[App and web page records]
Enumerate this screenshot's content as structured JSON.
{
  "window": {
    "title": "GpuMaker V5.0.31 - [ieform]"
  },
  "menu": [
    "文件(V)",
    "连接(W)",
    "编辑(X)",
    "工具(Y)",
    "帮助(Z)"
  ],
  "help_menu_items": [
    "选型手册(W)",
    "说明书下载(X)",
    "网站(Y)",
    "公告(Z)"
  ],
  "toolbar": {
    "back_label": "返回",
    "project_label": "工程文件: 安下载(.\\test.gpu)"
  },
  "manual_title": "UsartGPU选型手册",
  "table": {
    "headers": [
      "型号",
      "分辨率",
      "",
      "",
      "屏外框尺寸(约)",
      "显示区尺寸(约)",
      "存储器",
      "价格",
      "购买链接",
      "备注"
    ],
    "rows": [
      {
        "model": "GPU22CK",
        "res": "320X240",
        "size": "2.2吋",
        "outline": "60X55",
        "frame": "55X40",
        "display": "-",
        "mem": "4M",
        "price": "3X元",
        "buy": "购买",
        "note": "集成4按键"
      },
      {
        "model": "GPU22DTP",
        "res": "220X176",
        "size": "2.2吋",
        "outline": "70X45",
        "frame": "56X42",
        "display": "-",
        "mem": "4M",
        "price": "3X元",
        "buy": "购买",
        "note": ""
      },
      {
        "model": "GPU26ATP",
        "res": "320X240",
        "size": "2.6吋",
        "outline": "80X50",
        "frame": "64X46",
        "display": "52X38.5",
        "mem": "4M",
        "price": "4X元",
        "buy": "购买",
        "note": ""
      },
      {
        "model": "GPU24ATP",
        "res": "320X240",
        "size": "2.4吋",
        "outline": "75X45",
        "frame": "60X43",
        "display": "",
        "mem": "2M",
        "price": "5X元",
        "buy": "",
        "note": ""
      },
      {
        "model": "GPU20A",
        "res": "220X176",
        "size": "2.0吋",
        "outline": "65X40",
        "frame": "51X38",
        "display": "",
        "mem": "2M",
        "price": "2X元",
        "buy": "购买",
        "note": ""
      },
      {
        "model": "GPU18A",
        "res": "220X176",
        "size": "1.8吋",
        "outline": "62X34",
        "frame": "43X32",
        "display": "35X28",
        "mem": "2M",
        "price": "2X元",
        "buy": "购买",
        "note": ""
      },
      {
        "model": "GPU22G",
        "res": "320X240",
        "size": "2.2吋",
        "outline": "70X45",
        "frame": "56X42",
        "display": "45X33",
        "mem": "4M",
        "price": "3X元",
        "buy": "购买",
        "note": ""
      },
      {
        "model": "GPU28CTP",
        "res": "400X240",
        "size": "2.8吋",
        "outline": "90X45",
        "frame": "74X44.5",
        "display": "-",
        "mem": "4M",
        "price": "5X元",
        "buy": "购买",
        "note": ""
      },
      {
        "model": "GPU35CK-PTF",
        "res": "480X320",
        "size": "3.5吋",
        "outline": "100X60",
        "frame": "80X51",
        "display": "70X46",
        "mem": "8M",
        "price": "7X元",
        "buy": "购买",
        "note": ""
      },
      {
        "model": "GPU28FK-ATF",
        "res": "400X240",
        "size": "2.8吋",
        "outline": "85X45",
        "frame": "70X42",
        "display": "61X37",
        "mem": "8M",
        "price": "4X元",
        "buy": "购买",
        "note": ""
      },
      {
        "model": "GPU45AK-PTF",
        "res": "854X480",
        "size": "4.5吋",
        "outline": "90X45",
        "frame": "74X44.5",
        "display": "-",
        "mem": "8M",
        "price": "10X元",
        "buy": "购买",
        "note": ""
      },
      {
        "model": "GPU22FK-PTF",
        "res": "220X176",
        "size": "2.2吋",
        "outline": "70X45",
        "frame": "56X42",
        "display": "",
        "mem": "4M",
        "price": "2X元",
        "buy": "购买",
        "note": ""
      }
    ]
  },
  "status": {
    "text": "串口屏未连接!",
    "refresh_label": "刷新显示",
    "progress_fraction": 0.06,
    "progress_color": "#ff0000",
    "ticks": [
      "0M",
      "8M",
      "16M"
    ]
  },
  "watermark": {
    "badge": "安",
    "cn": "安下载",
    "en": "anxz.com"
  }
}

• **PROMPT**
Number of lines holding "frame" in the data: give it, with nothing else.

• **RESPONSE AREA**
12